LONDON (Reuters) – Euro zone business unexpectedly returned to growth in January, adding to signs that the bloc’s slowdown may not be as deep as feared and that the currency union may escape recession, a study said.
S&P Global’s Flash Composite Purchasing Managers’ Index (PMI), seen as a good gauge of overall economic health, rose to 50.2 this month from 49.3 in December.
January was the first time the index topped the 50 mark, which separates growth from contraction, since June and the reading was ahead of the Reuters poll’s median forecast of 49.8.
“This study undoubtedly brings good news that will suggest that any downturn is likely to be worse than previously feared and that a recession may be avoided altogether,” said Chris Williamson, chief economist at S&P Global Market Intelligence.
A mild winter so far, lower gas prices and recent economic data meant some forecasts for quarterly growth in a Reuters poll published on Monday were upgraded although a recession was still forecast.
In a sign of growing optimism, firms increased headcount at the fastest rate this month.

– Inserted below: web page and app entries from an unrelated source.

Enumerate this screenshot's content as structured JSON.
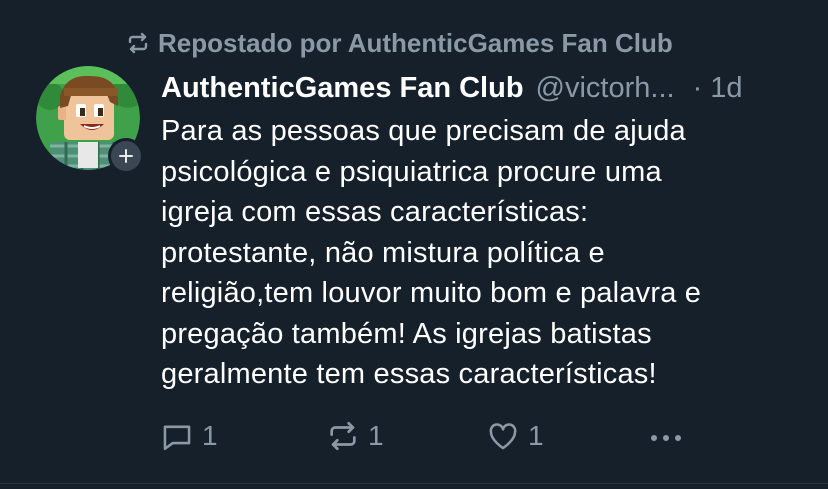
{
  "repost": {
    "icon": "repost-icon",
    "label": "Repostado por AuthenticGames Fan Club"
  },
  "author": {
    "display_name": "AuthenticGames Fan Club",
    "handle": "@victorh...",
    "separator": "·",
    "time": "1d",
    "avatar_icon": "cartoon-avatar",
    "follow_icon": "plus-icon"
  },
  "tweet": {
    "text": "Para as pessoas que precisam de ajuda\npsicológica e psiquiatrica procure uma\nigreja com essas características:\nprotestante, não mistura política e\nreligião,tem louvor muito bom e palavra e\npregação também! As igrejas batistas\ngeralmente tem essas características!"
  },
  "actions": {
    "reply": {
      "icon": "reply-icon",
      "count": "1"
    },
    "retweet": {
      "icon": "retweet-icon",
      "count": "1"
    },
    "like": {
      "icon": "heart-icon",
      "count": "1"
    },
    "more": {
      "icon": "more-icon"
    }
  },
  "colors": {
    "background": "#15202b",
    "text": "#ffffff",
    "muted": "#8b98a5"
  }
}
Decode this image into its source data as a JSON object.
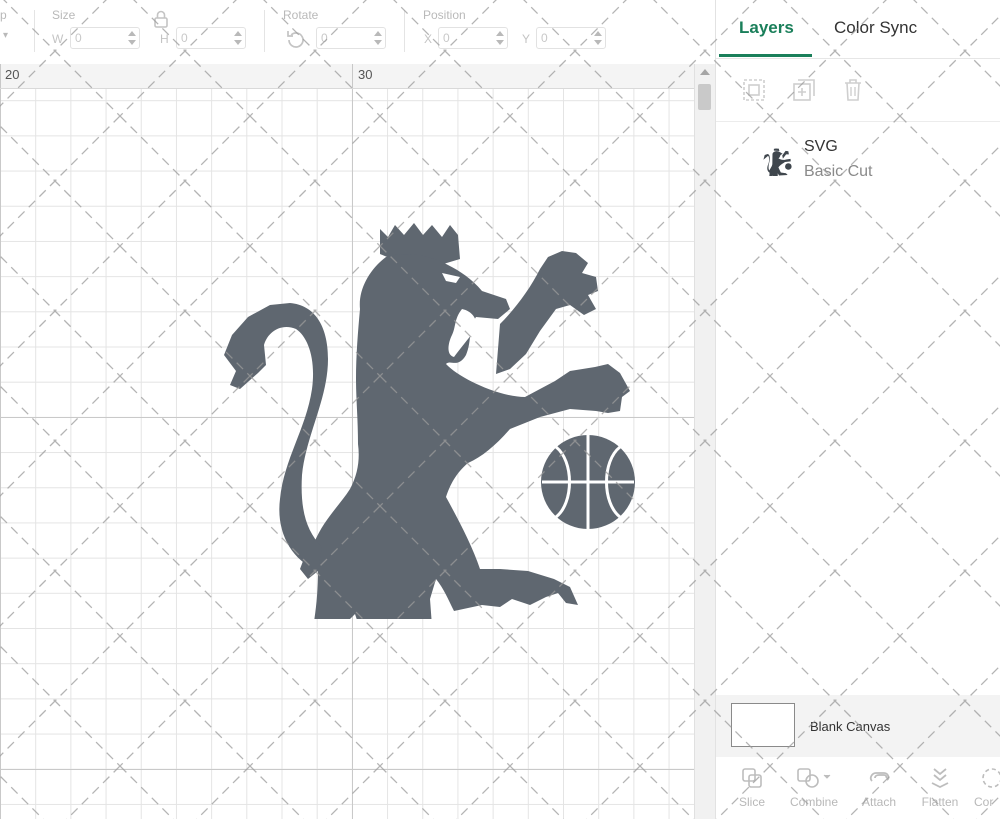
{
  "toolbar": {
    "operation_partial": "p",
    "size_label": "Size",
    "w_prefix": "W",
    "w_value": "0",
    "h_prefix": "H",
    "h_value": "0",
    "rotate_label": "Rotate",
    "rotate_value": "0",
    "position_label": "Position",
    "x_prefix": "X",
    "x_value": "0",
    "y_prefix": "Y",
    "y_value": "0"
  },
  "ruler": {
    "marks": [
      "20",
      "30"
    ]
  },
  "panel": {
    "tabs": [
      {
        "label": "Layers",
        "active": true
      },
      {
        "label": "Color Sync",
        "active": false
      }
    ],
    "layer": {
      "name": "SVG",
      "type": "Basic Cut",
      "icon": "lion-thumbnail-icon"
    },
    "blank_canvas_label": "Blank Canvas",
    "tools": [
      {
        "label": "Slice",
        "icon": "slice-icon"
      },
      {
        "label": "Combine",
        "icon": "combine-icon"
      },
      {
        "label": "Attach",
        "icon": "attach-icon"
      },
      {
        "label": "Flatten",
        "icon": "flatten-icon"
      },
      {
        "label": "Cor",
        "icon": "contour-icon"
      }
    ]
  },
  "colors": {
    "accent": "#1a7f5a",
    "design": "#5f6770"
  }
}
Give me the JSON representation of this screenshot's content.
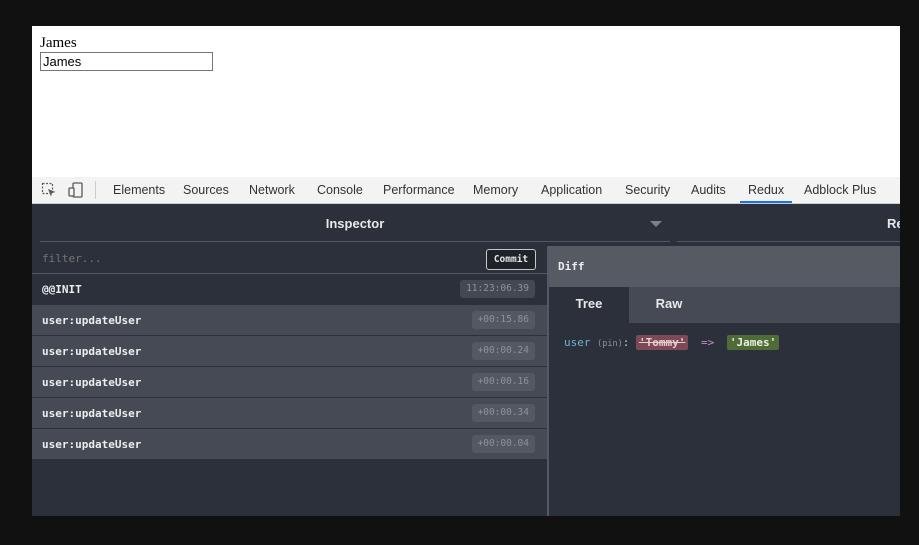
{
  "page": {
    "heading_text": "James",
    "input_value": "James"
  },
  "devtools": {
    "toolbar_icons": [
      "inspect-element-icon",
      "device-toolbar-icon"
    ],
    "tabs": [
      {
        "label": "Elements"
      },
      {
        "label": "Sources"
      },
      {
        "label": "Network"
      },
      {
        "label": "Console"
      },
      {
        "label": "Performance"
      },
      {
        "label": "Memory"
      },
      {
        "label": "Application"
      },
      {
        "label": "Security"
      },
      {
        "label": "Audits"
      },
      {
        "label": "Redux"
      },
      {
        "label": "Adblock Plus"
      }
    ],
    "active_tab": "Redux"
  },
  "redux": {
    "monitor_label": "Inspector",
    "right_monitor_label": "Re",
    "filter_placeholder": "filter...",
    "commit_label": "Commit",
    "actions": [
      {
        "name": "@@INIT",
        "time": "11:23:06.39"
      },
      {
        "name": "user:updateUser",
        "time": "+00:15.86"
      },
      {
        "name": "user:updateUser",
        "time": "+00:00.24"
      },
      {
        "name": "user:updateUser",
        "time": "+00:00.16"
      },
      {
        "name": "user:updateUser",
        "time": "+00:00.34"
      },
      {
        "name": "user:updateUser",
        "time": "+00:00.04"
      }
    ],
    "diff": {
      "title": "Diff",
      "tabs": [
        {
          "label": "Tree"
        },
        {
          "label": "Raw"
        }
      ],
      "active_tab": "Tree",
      "entry": {
        "key": "user",
        "pin_label": "(pin)",
        "colon": ":",
        "old_value": "'Tommy'",
        "arrow": "=>",
        "new_value": "'James'"
      }
    }
  },
  "colors": {
    "panel_bg": "#2b303b",
    "accent_tab_underline": "#1a73e8",
    "removed_value_bg": "#7b4a56",
    "added_value_bg": "#4f6b37",
    "key_color": "#6fb3d2"
  }
}
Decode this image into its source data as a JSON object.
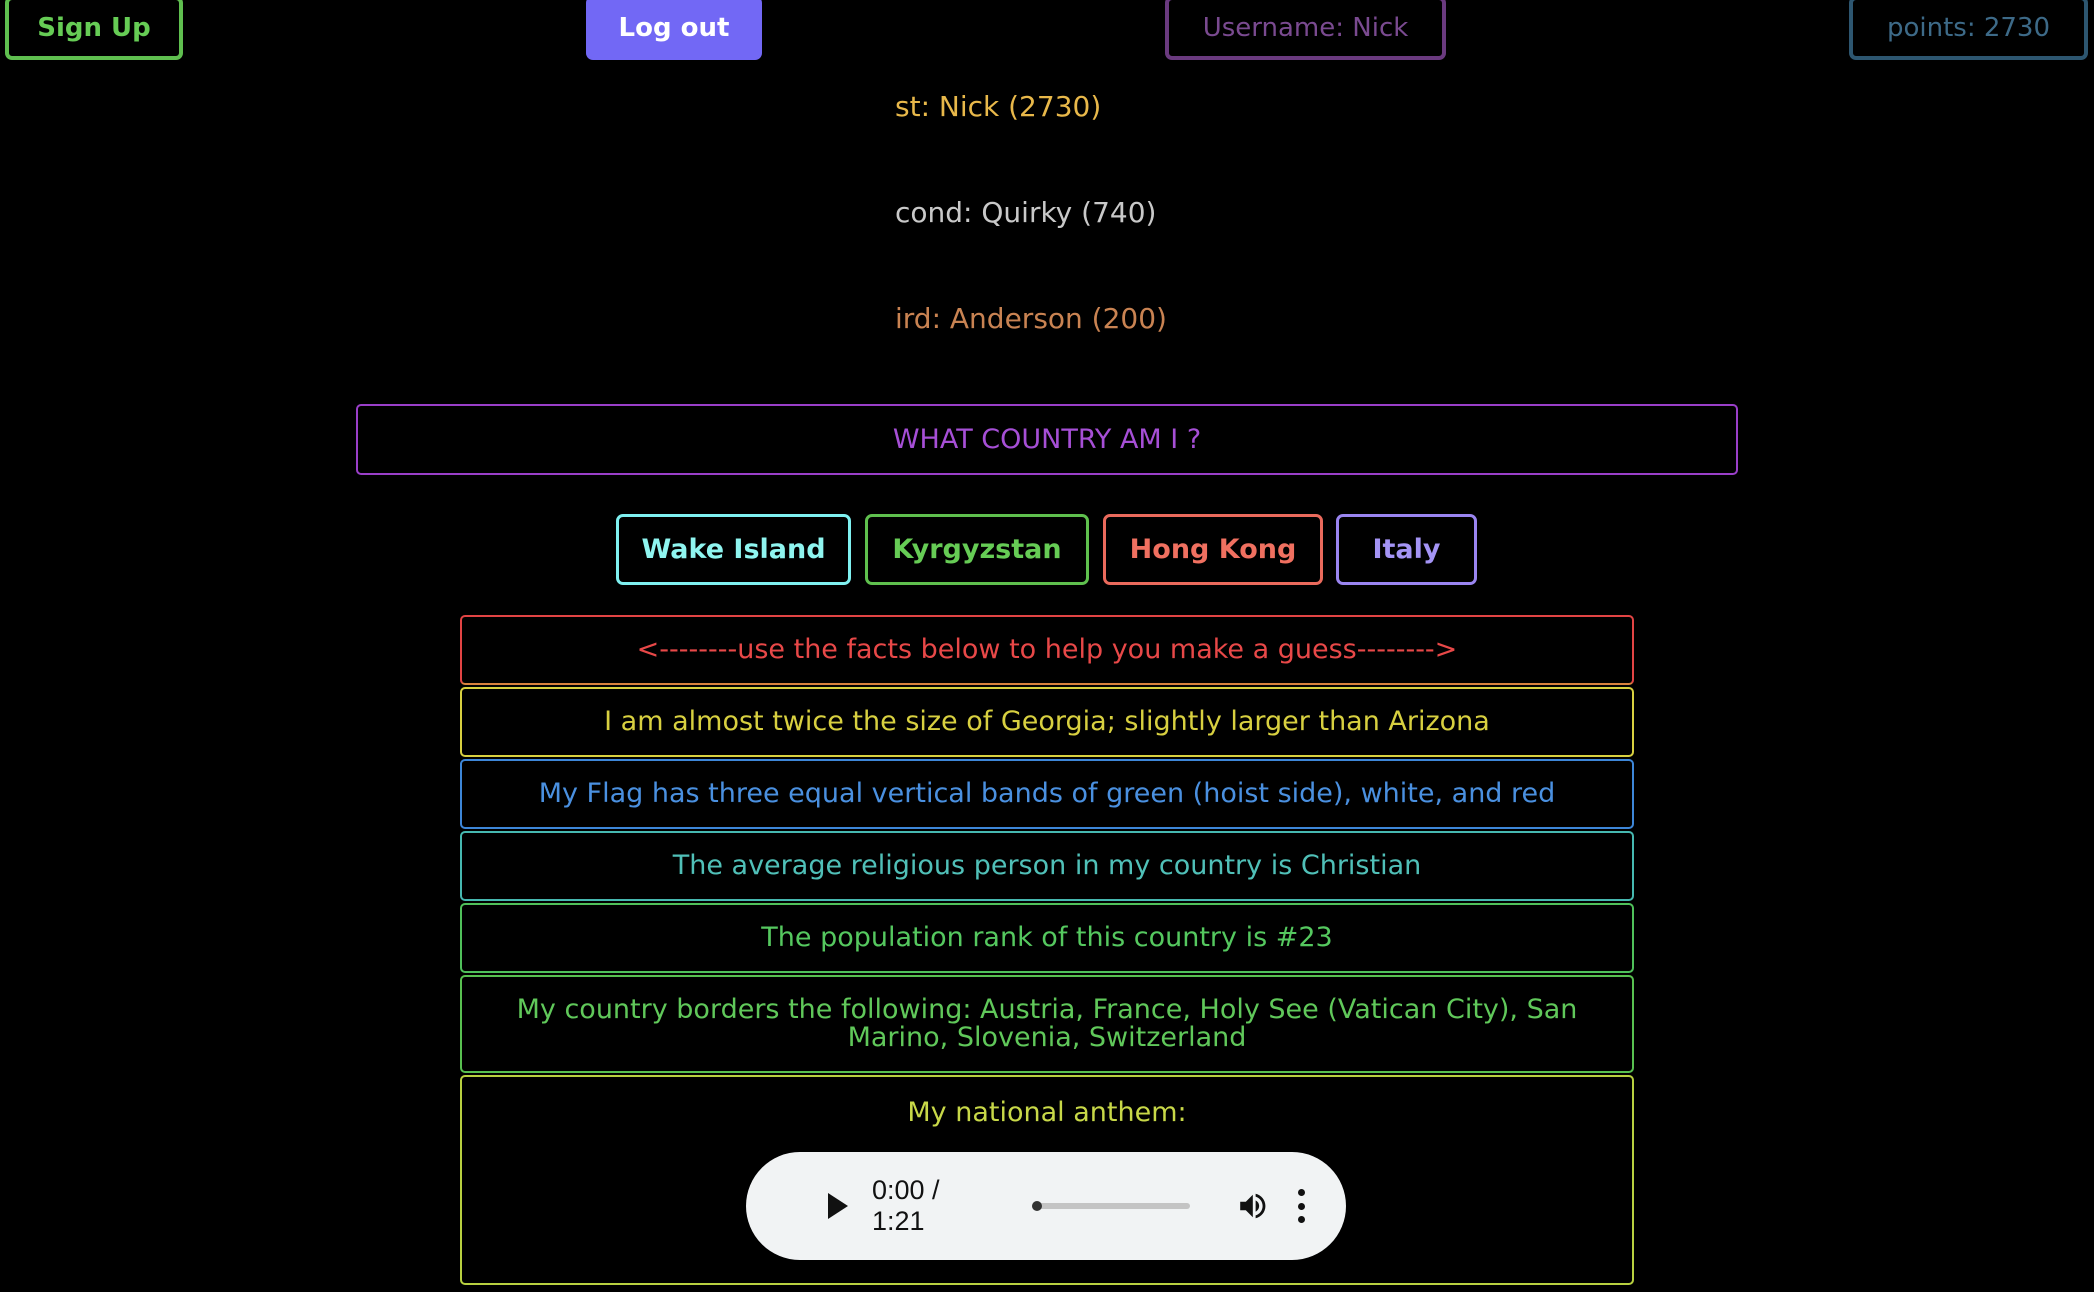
{
  "nav": {
    "signup_label": "Sign Up",
    "logout_label": "Log out",
    "username_label": "Username: Nick",
    "points_label": "points: 2730"
  },
  "leaderboard": [
    {
      "text": "st: Nick (2730)"
    },
    {
      "text": "cond: Quirky (740)"
    },
    {
      "text": "ird: Anderson (200)"
    }
  ],
  "question": "WHAT COUNTRY AM I ?",
  "options": [
    "Wake Island",
    "Kyrgyzstan",
    "Hong Kong",
    "Italy"
  ],
  "facts": [
    "<--------use the facts below to help you make a guess-------->",
    "I am almost twice the size of Georgia; slightly larger than Arizona",
    "My Flag has three equal vertical bands of green (hoist side), white, and red",
    "The average religious person in my country is Christian",
    "The population rank of this country is #23",
    "My country borders the following: Austria, France, Holy See (Vatican City), San Marino, Slovenia, Switzerland",
    "My national anthem:"
  ],
  "audio": {
    "time": "0:00 / 1:21",
    "progress": 0,
    "icons": [
      "play-icon",
      "volume-icon",
      "more-vert-icon"
    ]
  }
}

The employment index rose to a three-month high of 52.5 from 51.9 in December.
The bloc’s core services PMI also surprisingly rose, entering a six-month high of 50.7. It was 49.8 in December and a Reuters poll had forecast 50.2.
Despite consumers facing huge debt, demand has slowed slightly. The new business index was just shy of 49.8, up from 48.4.
“The region is not out of the woods yet, as demand continues to decline — it’s just going down at a reduced rate,” Williamson said.
Factory employment also showed improvement but declined. The manufacturing PMI rose to 48.8 this month from 47.8, ahead of the 48.5 Reuters poll forecast.
The benchmark score for the composite PMI index jumped to a seven-month high of 49.0 from 47.8.
As in the services PMI, the index of input prices fell but firms increased their costs at a faster rate. The output price reading rose to 61.4 from 61.2 but was still well below the average of the past three years.
As it continues its fight against high inflation, the European Central Bank will raise interest rates by 50 basis points at each of its next two meetings, according to a Reuters poll.
Although the euro zone’s central bank has been raising rates at the fastest pace on record, it has so far failed to bring inflation anywhere near its 2% target. (This story has been corrected to change December to January in the first paragraph)
(Reporting by Jonathan Cable; Editing by Susan Fenton)